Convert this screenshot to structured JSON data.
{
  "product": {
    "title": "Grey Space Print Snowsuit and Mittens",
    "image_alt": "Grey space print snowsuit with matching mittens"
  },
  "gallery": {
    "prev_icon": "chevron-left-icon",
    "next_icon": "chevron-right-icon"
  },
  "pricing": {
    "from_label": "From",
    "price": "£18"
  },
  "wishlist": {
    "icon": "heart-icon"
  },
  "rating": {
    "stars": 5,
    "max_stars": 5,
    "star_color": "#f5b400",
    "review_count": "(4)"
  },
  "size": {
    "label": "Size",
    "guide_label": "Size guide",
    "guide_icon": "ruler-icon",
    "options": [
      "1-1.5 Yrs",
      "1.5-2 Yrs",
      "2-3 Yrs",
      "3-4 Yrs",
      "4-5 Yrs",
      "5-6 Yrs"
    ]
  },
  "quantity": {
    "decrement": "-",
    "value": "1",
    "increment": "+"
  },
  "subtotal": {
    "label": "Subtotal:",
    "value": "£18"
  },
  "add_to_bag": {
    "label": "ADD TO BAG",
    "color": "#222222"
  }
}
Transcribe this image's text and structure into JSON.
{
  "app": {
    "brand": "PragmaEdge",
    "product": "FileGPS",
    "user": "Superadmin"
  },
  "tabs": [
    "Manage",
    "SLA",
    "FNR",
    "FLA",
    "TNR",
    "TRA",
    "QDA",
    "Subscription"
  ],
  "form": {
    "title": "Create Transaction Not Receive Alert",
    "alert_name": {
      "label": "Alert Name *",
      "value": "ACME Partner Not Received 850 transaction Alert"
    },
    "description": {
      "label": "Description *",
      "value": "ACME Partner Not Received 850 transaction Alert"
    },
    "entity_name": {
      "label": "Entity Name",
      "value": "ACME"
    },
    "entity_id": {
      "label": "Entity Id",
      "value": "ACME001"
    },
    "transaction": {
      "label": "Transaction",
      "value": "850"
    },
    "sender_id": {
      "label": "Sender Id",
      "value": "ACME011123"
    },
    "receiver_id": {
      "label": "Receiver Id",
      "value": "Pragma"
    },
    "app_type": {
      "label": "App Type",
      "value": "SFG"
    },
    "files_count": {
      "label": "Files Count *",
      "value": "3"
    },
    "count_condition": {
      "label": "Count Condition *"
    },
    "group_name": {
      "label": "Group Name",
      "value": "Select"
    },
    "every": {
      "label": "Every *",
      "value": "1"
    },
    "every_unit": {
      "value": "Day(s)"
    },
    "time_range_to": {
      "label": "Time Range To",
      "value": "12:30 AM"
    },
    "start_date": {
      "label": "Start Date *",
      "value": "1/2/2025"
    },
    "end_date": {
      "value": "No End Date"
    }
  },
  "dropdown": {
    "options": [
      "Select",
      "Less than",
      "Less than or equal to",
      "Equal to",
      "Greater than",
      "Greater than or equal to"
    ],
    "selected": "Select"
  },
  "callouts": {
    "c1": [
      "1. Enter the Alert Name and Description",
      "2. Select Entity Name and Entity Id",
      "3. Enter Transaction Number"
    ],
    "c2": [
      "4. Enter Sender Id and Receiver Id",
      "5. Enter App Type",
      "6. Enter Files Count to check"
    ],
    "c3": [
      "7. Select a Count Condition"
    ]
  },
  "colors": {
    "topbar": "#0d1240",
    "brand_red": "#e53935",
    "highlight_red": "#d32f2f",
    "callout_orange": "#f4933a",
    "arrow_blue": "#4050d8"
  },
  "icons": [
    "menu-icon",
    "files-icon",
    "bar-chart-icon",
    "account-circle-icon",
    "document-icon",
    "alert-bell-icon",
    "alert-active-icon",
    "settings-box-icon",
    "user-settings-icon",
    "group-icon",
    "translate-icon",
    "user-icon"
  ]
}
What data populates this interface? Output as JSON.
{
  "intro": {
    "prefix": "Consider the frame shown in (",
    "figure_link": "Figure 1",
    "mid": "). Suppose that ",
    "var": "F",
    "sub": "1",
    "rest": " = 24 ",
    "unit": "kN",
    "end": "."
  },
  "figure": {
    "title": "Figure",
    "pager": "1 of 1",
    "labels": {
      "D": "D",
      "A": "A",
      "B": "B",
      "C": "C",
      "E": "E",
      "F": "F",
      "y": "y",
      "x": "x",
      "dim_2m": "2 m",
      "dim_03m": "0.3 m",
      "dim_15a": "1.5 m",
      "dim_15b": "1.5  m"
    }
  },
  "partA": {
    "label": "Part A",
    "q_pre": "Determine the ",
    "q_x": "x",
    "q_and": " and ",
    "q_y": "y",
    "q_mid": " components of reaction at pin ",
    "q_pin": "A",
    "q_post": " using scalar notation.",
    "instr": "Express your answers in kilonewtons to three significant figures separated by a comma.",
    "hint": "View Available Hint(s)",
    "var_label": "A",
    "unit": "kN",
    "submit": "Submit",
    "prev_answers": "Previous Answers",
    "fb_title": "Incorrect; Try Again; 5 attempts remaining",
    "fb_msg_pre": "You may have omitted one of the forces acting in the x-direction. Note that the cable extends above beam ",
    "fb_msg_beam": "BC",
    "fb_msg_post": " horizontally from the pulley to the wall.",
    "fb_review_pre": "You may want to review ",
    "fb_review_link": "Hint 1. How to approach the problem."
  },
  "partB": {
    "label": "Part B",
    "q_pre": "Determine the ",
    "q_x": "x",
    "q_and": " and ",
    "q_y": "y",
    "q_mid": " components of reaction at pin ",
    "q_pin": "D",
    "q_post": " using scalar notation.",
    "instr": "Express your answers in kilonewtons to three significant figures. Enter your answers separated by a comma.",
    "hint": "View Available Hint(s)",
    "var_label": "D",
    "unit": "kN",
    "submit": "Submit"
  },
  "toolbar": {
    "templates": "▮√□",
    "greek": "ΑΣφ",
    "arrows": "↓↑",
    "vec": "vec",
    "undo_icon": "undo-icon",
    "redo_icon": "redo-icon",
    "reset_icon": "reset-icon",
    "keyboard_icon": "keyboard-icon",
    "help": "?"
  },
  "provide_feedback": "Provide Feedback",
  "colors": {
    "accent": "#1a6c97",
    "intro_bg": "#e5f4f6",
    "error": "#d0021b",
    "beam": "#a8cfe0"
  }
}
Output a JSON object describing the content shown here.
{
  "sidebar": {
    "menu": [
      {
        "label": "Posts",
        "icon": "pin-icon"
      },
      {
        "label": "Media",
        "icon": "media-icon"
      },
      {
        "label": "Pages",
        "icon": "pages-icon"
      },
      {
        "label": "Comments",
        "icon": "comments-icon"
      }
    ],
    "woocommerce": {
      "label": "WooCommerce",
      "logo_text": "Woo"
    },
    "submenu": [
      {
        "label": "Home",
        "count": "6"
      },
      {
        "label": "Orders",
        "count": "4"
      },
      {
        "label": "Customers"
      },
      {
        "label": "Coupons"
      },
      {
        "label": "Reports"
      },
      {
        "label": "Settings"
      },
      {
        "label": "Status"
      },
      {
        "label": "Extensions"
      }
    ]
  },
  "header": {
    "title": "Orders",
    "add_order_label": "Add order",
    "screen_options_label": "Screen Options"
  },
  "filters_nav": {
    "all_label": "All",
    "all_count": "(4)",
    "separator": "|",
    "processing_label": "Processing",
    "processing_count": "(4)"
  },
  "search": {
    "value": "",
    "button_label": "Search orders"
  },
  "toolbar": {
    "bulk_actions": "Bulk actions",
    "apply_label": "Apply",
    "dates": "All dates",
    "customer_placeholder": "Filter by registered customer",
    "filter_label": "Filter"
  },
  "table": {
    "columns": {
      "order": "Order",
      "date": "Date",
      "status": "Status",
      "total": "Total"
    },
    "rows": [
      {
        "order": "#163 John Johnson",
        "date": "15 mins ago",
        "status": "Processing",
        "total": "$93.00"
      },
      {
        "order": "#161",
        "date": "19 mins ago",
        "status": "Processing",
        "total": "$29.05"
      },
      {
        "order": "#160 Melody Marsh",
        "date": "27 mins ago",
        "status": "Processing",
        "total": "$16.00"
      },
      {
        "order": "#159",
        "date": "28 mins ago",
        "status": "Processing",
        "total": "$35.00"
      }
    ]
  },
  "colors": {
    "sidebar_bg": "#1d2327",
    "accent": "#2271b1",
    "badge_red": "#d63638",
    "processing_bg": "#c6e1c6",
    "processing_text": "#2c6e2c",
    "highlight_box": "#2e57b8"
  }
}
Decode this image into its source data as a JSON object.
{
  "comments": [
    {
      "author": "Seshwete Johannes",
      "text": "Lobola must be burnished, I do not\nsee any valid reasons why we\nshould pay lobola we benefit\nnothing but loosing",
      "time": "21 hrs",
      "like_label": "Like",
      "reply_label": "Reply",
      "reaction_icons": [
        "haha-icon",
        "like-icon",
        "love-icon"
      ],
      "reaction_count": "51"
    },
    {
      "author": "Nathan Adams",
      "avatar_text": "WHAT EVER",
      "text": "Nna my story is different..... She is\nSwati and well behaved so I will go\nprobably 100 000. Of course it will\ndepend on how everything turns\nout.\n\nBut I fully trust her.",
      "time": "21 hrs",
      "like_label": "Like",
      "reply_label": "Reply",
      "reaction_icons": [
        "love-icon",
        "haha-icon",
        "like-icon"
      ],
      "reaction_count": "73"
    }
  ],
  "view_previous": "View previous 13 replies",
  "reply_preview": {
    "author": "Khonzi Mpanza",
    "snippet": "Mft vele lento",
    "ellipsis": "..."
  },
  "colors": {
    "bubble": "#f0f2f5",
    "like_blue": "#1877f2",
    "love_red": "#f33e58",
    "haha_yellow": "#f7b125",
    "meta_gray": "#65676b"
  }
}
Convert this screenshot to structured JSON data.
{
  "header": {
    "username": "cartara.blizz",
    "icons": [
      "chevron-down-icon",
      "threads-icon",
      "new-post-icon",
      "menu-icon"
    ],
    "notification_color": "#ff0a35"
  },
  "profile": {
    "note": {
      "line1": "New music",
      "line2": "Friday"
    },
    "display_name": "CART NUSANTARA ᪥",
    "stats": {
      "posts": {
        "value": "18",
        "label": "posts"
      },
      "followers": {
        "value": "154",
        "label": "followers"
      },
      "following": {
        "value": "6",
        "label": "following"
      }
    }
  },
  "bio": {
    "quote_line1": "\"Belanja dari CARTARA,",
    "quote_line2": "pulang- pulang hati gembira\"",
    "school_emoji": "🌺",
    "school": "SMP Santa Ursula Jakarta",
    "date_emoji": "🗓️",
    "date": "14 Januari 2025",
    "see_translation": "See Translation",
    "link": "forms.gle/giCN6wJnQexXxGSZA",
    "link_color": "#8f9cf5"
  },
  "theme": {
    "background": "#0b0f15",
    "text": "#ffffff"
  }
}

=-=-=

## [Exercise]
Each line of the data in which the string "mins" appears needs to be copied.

## [Final answer]
        "date": "15 mins ago",
        "date": "19 mins ago",
        "date": "27 mins ago",
        "date": "28 mins ago",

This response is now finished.